#### [WORK REQUEST]
Copy out each line of the data that includes the string "this".

#### [MATERIALS PROVIDED]

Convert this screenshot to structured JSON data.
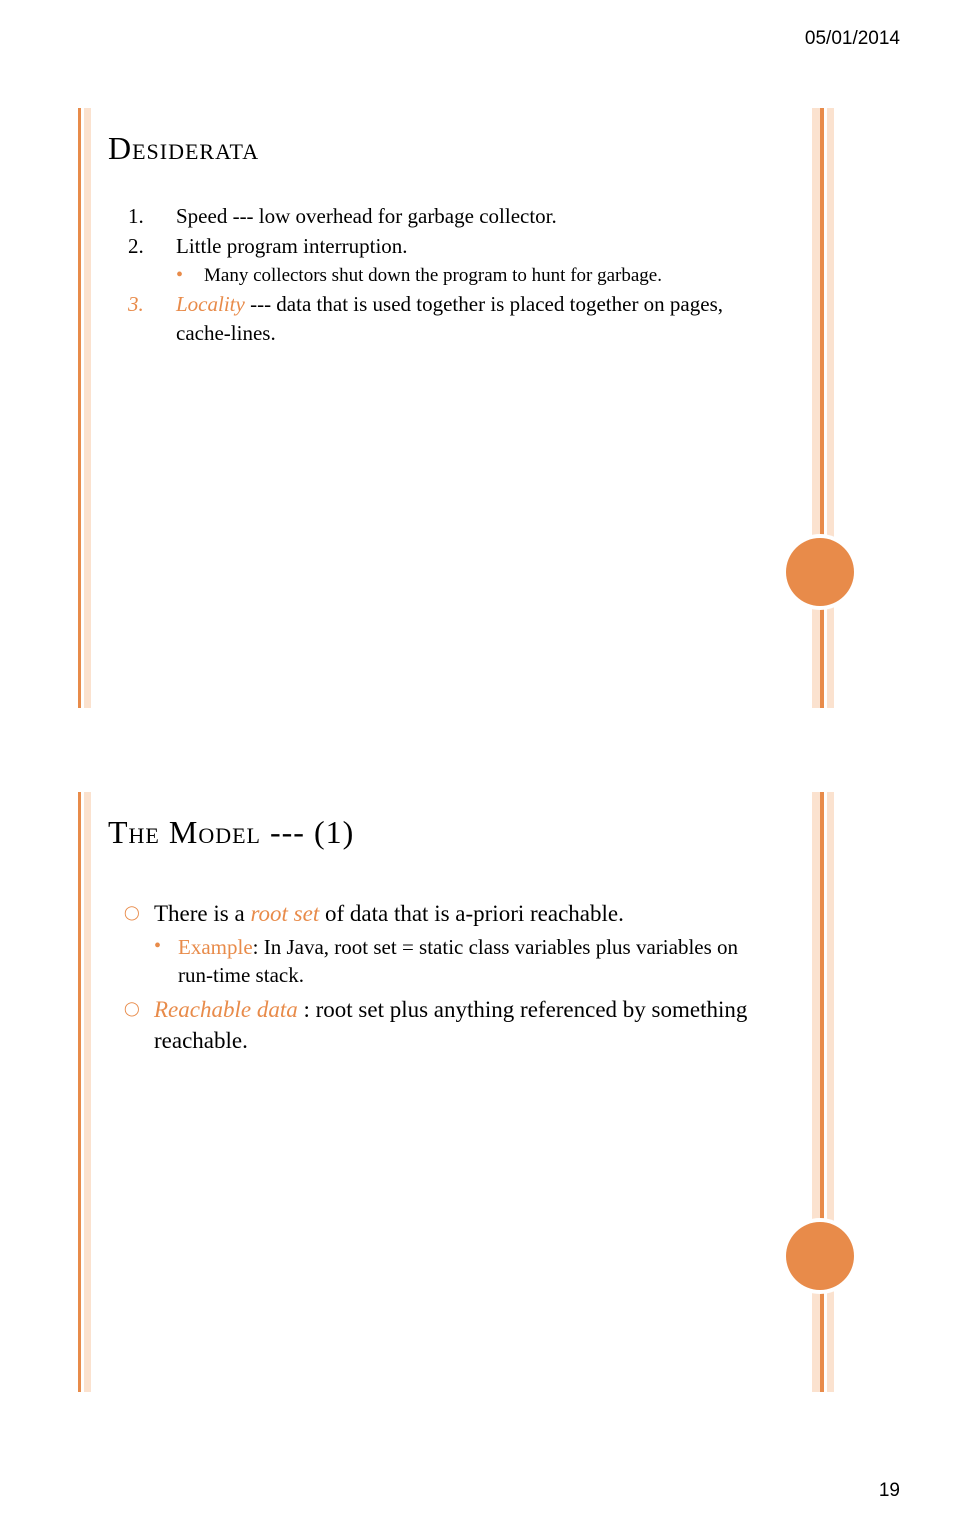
{
  "header": {
    "date": "05/01/2014"
  },
  "footer": {
    "page": "19"
  },
  "slide1": {
    "title": "Desiderata",
    "items": [
      {
        "n": "1.",
        "text": "Speed --- low overhead for garbage collector."
      },
      {
        "n": "2.",
        "text": "Little program interruption."
      }
    ],
    "sub2": "Many collectors shut down the program to hunt for garbage.",
    "item3": {
      "n": "3.",
      "em": "Locality",
      "rest": " --- data that is used together is placed together on pages, cache-lines."
    }
  },
  "slide2": {
    "title": "The Model --- (1)",
    "p1_a": "There is a ",
    "p1_em": "root set",
    "p1_b": "  of data that is a-priori reachable.",
    "sub_em": "Example",
    "sub_rest": ": In Java, root set = static class variables plus variables on run-time stack.",
    "p2_em": "Reachable data",
    "p2_rest": " : root set plus anything referenced by something reachable."
  }
}
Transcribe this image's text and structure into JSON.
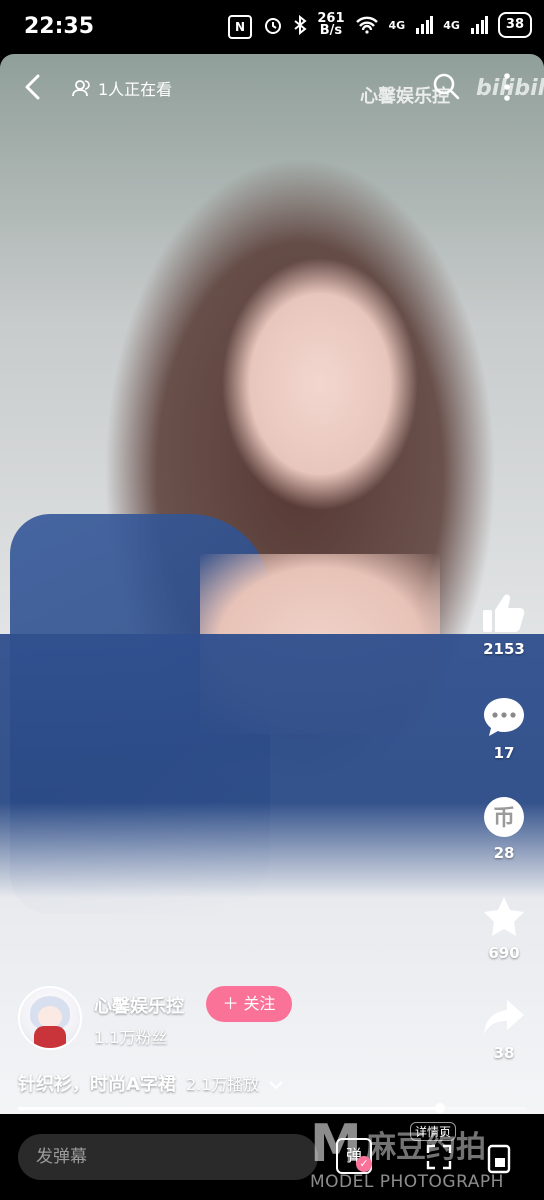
{
  "status_bar": {
    "time": "22:35",
    "nfc": "N",
    "network_speed_value": "261",
    "network_speed_unit": "B/s",
    "signal1": "4G",
    "signal2": "4G",
    "battery": "38"
  },
  "top_bar": {
    "viewers": "1人正在看",
    "watermark_name": "心馨娱乐控",
    "watermark_logo": "bilibili"
  },
  "actions": {
    "likes": "2153",
    "comments": "17",
    "coins": "28",
    "favorites": "690",
    "shares": "38"
  },
  "author": {
    "name": "心馨娱乐控",
    "followers": "1.1万粉丝",
    "follow_label": "＋ 关注"
  },
  "video": {
    "title": "针织衫，时尚A字裙",
    "play_count": "2.1万播放",
    "progress_fraction": 0.83
  },
  "bottom_bar": {
    "danmaku_placeholder": "发弹幕",
    "danmaku_toggle": "弹",
    "details_label": "详情页",
    "brand_m": "M",
    "brand_cn": "麻豆约拍",
    "brand_en": "MODEL PHOTOGRAPH"
  },
  "colors": {
    "accent": "#fb7299"
  }
}
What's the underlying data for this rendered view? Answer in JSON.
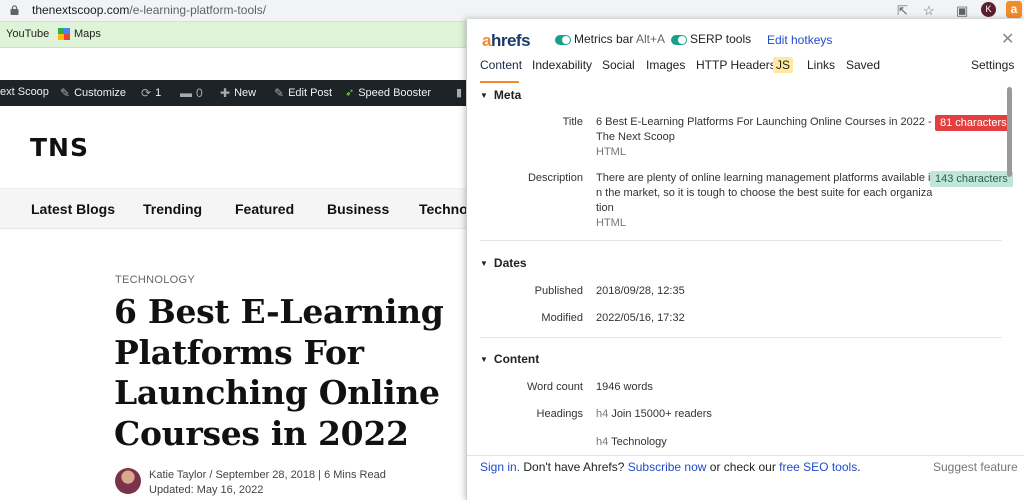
{
  "browser": {
    "url_main": "thenextscoop.com",
    "url_path": "/e-learning-platform-tools/",
    "avatar_letter": "K",
    "ext_letter": "a"
  },
  "bookmarks": [
    {
      "label": "YouTube"
    },
    {
      "label": "Maps"
    }
  ],
  "wpbar": {
    "site": "ext Scoop",
    "customize": "Customize",
    "updates": "1",
    "comments": "0",
    "new": "New",
    "edit_post": "Edit Post",
    "speed": "Speed Booster"
  },
  "site": {
    "logo": "TNS",
    "nav": [
      "Latest Blogs",
      "Trending",
      "Featured",
      "Business",
      "Technol"
    ],
    "category": "TECHNOLOGY",
    "headline": "6 Best E-Learning Platforms For Launching Online Courses in 2022",
    "byline_line1": "Katie Taylor / September 28, 2018 | 6 Mins Read",
    "byline_line2": "Updated: May 16, 2022"
  },
  "ahrefs": {
    "brand_a": "a",
    "brand_rest": "hrefs",
    "metrics_label": "Metrics bar",
    "metrics_hotkey": "Alt+A",
    "serp_label": "SERP tools",
    "edit_hotkeys": "Edit hotkeys",
    "tabs": [
      "Content",
      "Indexability",
      "Social",
      "Images",
      "HTTP Headers",
      "JS",
      "Links",
      "Saved"
    ],
    "settings": "Settings",
    "meta": {
      "heading": "Meta",
      "title_label": "Title",
      "title_line1": "6 Best E-Learning Platforms For Launching Online Courses in 2022 -",
      "title_line2": "The Next Scoop",
      "title_type": "HTML",
      "title_badge": "81 characters",
      "desc_label": "Description",
      "desc_line1": "There are plenty of online learning management platforms available i",
      "desc_line2": "n the market, so it is tough to choose the best suite for each organiza",
      "desc_line3": "tion",
      "desc_type": "HTML",
      "desc_badge": "143 characters"
    },
    "dates": {
      "heading": "Dates",
      "published_label": "Published",
      "published_value": "2018/09/28, 12:35",
      "modified_label": "Modified",
      "modified_value": "2022/05/16, 17:32"
    },
    "content": {
      "heading": "Content",
      "wordcount_label": "Word count",
      "wordcount_value": "1946 words",
      "headings_label": "Headings",
      "heading1_tag": "h4",
      "heading1_text": "Join 15000+ readers",
      "heading2_tag": "h4",
      "heading2_text": "Technology"
    },
    "footer": {
      "signin": "Sign in.",
      "mid1": " Don't have Ahrefs? ",
      "subscribe": "Subscribe now",
      "mid2": " or check our ",
      "seo_tools": "free SEO tools",
      "end": ".",
      "suggest": "Suggest feature"
    }
  },
  "colors": {
    "ahrefs_orange": "#f28b2c",
    "toggle_green": "#19a08a",
    "badge_red": "#e43f3f",
    "badge_green": "#bfe6d8",
    "teal_block": "#1aa58e"
  }
}
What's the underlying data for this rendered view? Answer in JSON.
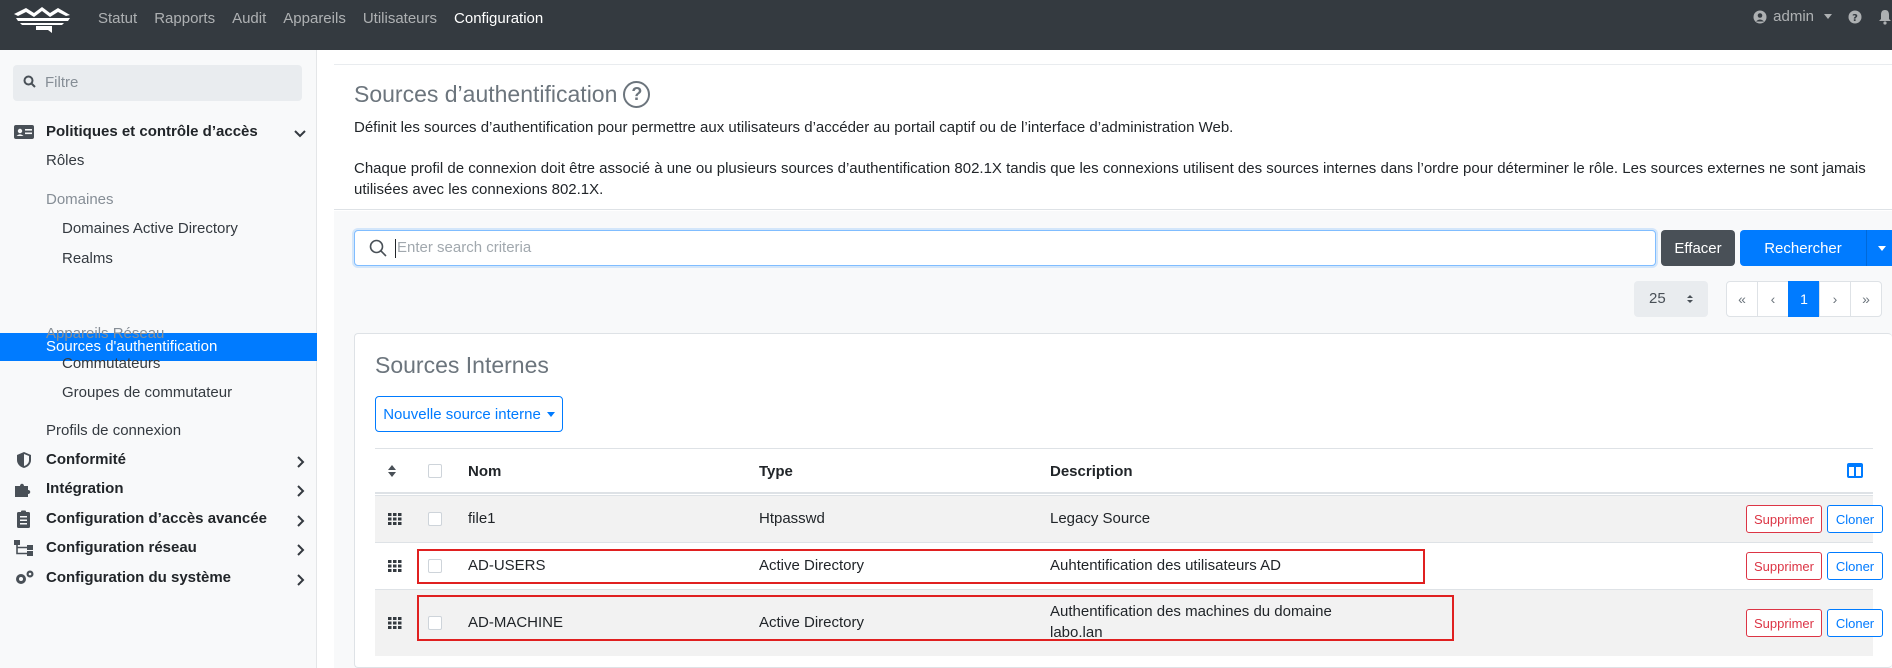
{
  "topbar": {
    "nav": [
      "Statut",
      "Rapports",
      "Audit",
      "Appareils",
      "Utilisateurs",
      "Configuration"
    ],
    "active_nav": "Configuration",
    "user_label": "admin"
  },
  "sidebar": {
    "filter_placeholder": "Filtre",
    "sections": {
      "policies": "Politiques et contrôle d’accès",
      "roles": "Rôles",
      "domains_group": "Domaines",
      "ad_domains": "Domaines Active Directory",
      "realms": "Realms",
      "auth_sources": "Sources d'authentification",
      "network_devices_group": "Appareils Réseau",
      "switches": "Commutateurs",
      "switch_groups": "Groupes de commutateur",
      "connection_profiles": "Profils de connexion",
      "compliance": "Conformité",
      "integration": "Intégration",
      "advanced_access": "Configuration d’accès avancée",
      "network_config": "Configuration réseau",
      "system_config": "Configuration du système"
    }
  },
  "main": {
    "title": "Sources d’authentification",
    "description1": "Définit les sources d’authentification pour permettre aux utilisateurs d’accéder au portail captif ou de l’interface d’administration Web.",
    "description2": "Chaque profil de connexion doit être associé à une ou plusieurs sources d’authentification 802.1X tandis que les connexions utilisent des sources internes dans l’ordre pour déterminer le rôle. Les sources externes ne sont jamais utilisées avec les connexions 802.1X.",
    "search_placeholder": "Enter search criteria",
    "clear_label": "Effacer",
    "search_label": "Rechercher",
    "per_page": "25",
    "pager": [
      "«",
      "‹",
      "1",
      "›",
      "»"
    ],
    "card_title": "Sources Internes",
    "new_source_label": "Nouvelle source interne",
    "columns": [
      "Nom",
      "Type",
      "Description"
    ],
    "rows": [
      {
        "name": "file1",
        "type": "Htpasswd",
        "description": "Legacy Source",
        "desc2": ""
      },
      {
        "name": "AD-USERS",
        "type": "Active Directory",
        "description": "Auhtentification des utilisateurs AD",
        "desc2": ""
      },
      {
        "name": "AD-MACHINE",
        "type": "Active Directory",
        "description": "Authentification des machines du domaine",
        "desc2": "labo.lan"
      }
    ],
    "delete_label": "Supprimer",
    "clone_label": "Cloner"
  },
  "colors": {
    "topbar": "#343a40",
    "accent": "#007bff",
    "danger": "#dc3545",
    "highlight": "#e02020"
  }
}
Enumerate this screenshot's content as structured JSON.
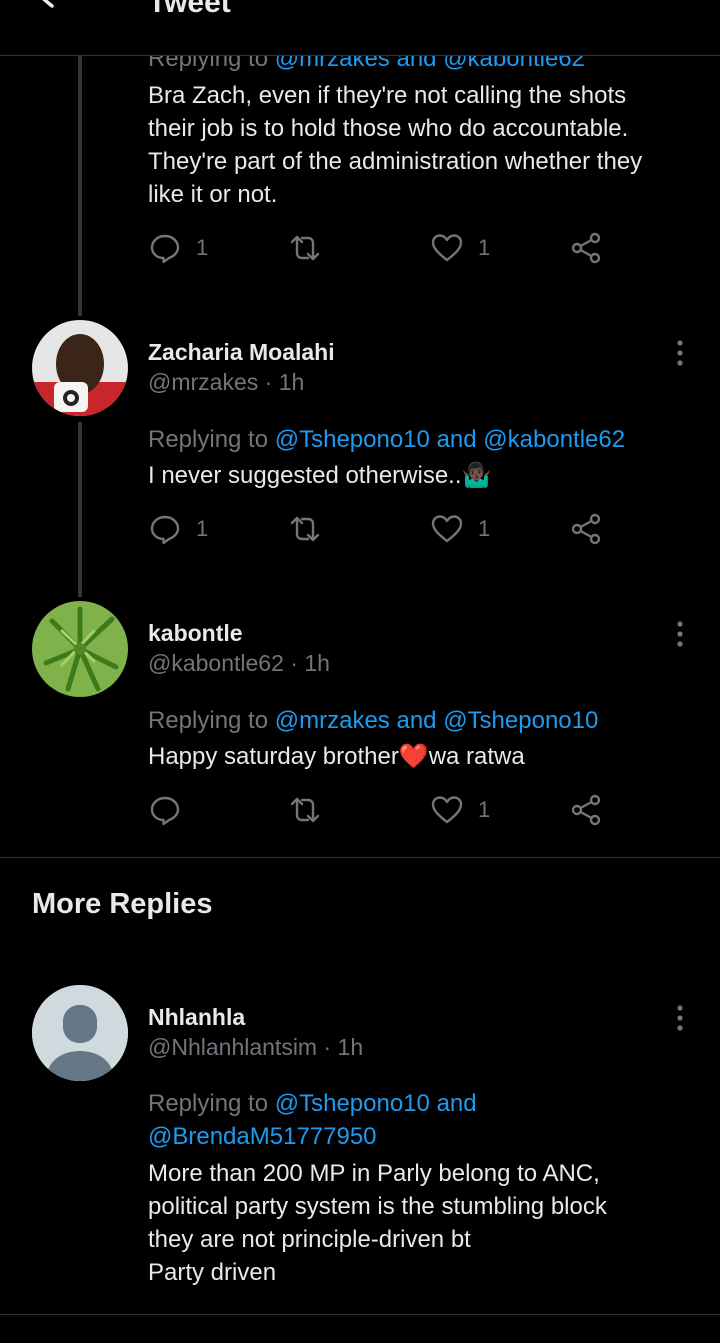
{
  "header": {
    "title": "Tweet",
    "back_icon": "arrow-left-icon"
  },
  "tweets": [
    {
      "replying_prefix": "Replying to ",
      "mention1": "@mrzakes",
      "and": " and ",
      "mention2": "@kabontle62",
      "text_lines": [
        "Bra Zach, even if they're not calling the shots",
        "their job is to hold those who do accountable.",
        "They're part of the administration whether they",
        "like it or not."
      ],
      "reply_count": "1",
      "retweet_count": "",
      "like_count": "1"
    },
    {
      "name": "Zacharia Moalahi",
      "handle": "@mrzakes",
      "time": " · 1h",
      "replying_prefix": "Replying to ",
      "mention1": "@Tshepono10",
      "and": " and ",
      "mention2": "@kabontle62",
      "text": "I never suggested otherwise..",
      "emoji": "🤷🏿‍♂️",
      "reply_count": "1",
      "retweet_count": "",
      "like_count": "1"
    },
    {
      "name": "kabontle",
      "handle": "@kabontle62",
      "time": " · 1h",
      "replying_prefix": "Replying to ",
      "mention1": "@mrzakes",
      "and": " and ",
      "mention2": "@Tshepono10",
      "text_before": "Happy saturday brother",
      "emoji": "❤️",
      "text_after": "wa ratwa",
      "reply_count": "",
      "retweet_count": "",
      "like_count": "1"
    }
  ],
  "more_replies": {
    "title": "More Replies",
    "tweet": {
      "name": "Nhlanhla",
      "handle": "@Nhlanhlantsim",
      "time": " · 1h",
      "replying_prefix": "Replying to ",
      "mention1": "@Tshepono10",
      "and": " and",
      "mention2": "@BrendaM51777950",
      "text_lines": [
        "More than 200 MP in Parly belong to ANC,",
        "political party system is the stumbling block",
        "they are not principle-driven bt",
        "Party driven"
      ]
    }
  },
  "colors": {
    "background": "#000000",
    "text": "#e7e9ea",
    "muted": "#71767b",
    "accent": "#1d9bf0",
    "divider": "#2f3336"
  }
}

#### [EXERCISE RESULT]
Convert this screenshot to structured JSON data.
Transcribe this image's text and structure into JSON.
What's the underlying data for this rendered view? Answer in JSON.
What's the underlying data for this rendered view? Answer in JSON.
Enumerate this screenshot's content as structured JSON.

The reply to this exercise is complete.